Jonathan Griffiths is an ordained Foursquare minister and FMI missionary to Great Britain.

  Who it's for

busy leaders overwhelmed by tasks and projects


  • Price: $19.99
  • Publisher: Zondervan
  • Format: 352 pages, hardcover and e-book

There were days when we felt like we were owned by our inboxes. There were weeks when the tyranny of the urgent unraveled the best-laid plans of mice and men, and all the plans of all the people in our immediate vicinity. We were tired. We were frustrated. We were overwhelmed with our work and underwhelmed with our results.

And then the humble to-do list came along to be the saving grace of our working lives. Not surprisingly, however, it could not live up to the enormous weight of the task.

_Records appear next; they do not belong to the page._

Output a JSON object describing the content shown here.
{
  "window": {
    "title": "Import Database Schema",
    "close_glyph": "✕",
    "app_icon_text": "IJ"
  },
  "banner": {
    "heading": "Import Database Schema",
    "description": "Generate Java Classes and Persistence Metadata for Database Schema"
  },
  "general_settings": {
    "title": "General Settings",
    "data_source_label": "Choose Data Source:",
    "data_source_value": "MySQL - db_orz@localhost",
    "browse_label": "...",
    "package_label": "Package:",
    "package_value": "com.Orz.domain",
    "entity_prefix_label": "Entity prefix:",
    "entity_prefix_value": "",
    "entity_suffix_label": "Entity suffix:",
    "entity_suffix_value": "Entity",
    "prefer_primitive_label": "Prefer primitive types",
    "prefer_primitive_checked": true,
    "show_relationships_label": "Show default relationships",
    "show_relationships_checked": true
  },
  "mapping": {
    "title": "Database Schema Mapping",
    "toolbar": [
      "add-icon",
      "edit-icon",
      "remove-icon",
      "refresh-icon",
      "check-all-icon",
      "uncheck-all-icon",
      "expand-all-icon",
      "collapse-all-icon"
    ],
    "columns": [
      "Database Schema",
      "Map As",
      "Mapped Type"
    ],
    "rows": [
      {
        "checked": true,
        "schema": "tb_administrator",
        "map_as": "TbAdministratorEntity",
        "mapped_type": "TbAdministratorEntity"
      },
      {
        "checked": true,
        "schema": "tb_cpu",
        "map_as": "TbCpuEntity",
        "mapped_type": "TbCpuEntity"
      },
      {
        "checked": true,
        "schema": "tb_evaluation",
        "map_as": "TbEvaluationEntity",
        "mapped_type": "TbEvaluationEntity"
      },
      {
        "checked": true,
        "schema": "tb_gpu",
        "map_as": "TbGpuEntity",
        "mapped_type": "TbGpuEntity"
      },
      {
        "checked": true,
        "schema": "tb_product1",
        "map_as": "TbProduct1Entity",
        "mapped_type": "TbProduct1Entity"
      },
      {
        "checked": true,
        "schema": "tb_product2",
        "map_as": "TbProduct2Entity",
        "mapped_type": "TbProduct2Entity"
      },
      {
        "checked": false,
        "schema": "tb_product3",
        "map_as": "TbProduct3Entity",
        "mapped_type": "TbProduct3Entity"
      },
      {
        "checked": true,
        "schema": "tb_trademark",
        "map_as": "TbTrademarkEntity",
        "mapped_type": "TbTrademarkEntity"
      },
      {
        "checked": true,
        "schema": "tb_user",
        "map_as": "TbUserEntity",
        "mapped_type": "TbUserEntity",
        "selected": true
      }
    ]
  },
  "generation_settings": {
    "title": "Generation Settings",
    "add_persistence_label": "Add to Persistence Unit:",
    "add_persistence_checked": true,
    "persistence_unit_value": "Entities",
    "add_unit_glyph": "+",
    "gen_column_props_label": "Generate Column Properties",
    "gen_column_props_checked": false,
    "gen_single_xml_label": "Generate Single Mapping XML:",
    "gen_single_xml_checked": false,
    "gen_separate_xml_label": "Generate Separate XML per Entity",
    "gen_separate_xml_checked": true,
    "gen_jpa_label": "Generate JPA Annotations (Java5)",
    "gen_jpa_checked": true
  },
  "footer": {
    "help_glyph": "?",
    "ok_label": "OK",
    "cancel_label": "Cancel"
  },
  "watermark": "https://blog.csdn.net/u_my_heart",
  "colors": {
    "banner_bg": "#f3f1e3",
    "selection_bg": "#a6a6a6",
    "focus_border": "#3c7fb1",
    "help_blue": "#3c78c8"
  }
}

I’ve read David Allen’s Getting Things Done. I subscribe to the Wunderlist app. I use Google Calendar to know what my week looks like at any given moment. I try to practice “inbox zero” as a discipline. I file documents, much to my mother’s surprise. And there are still times when I feel very busy, but not very productive.

What has been missing from our systems? All the right systems in the world will not help us be effective if we’re using them to do the wrong things. Enter Matthew Perman’s new book, What’s Best Next: How the Gospel Transforms the Way You Get Things Done.

Perman has studied under John Piper and served as a major part of the website, including its recent redesign and relaunch. He has lived the life of juggling multiple major projects, as a family man, and maintaining his focus as a follower of Jesus. In writing this book, he has given the church a major advancement not merely in systems of effectiveness, but also in foundational principles that ensure the right system is applied to the right work for the right reasons.

Rather than just adding a layer on top of the pre-existing productivity theories, Perman begins with a theological grasp of work, efficiency, excellence and values. He shows how common grace has infused secular thinking with some biblically founded principles, but then outlines where we must course-correct so as to be giving our maximum effort to the most important work.

What’s Best Next moves from foundational thinking to practical expression, providing multiple ways to implement the core convictions it describes—with everything covered from calendars, emails, projects, tasks, daily workflows, weekly workflows, mission statements, vision statements and more.

This is a timely, biblically grounded, disciple-equipping book that excels above the secular field that has dominated much of the business practice and personal development market. This is a read that will be valuable to the further expansion of the mission of the church, and which could be used very effectively as a bridge-builder with businessmen and businesswomen in your city.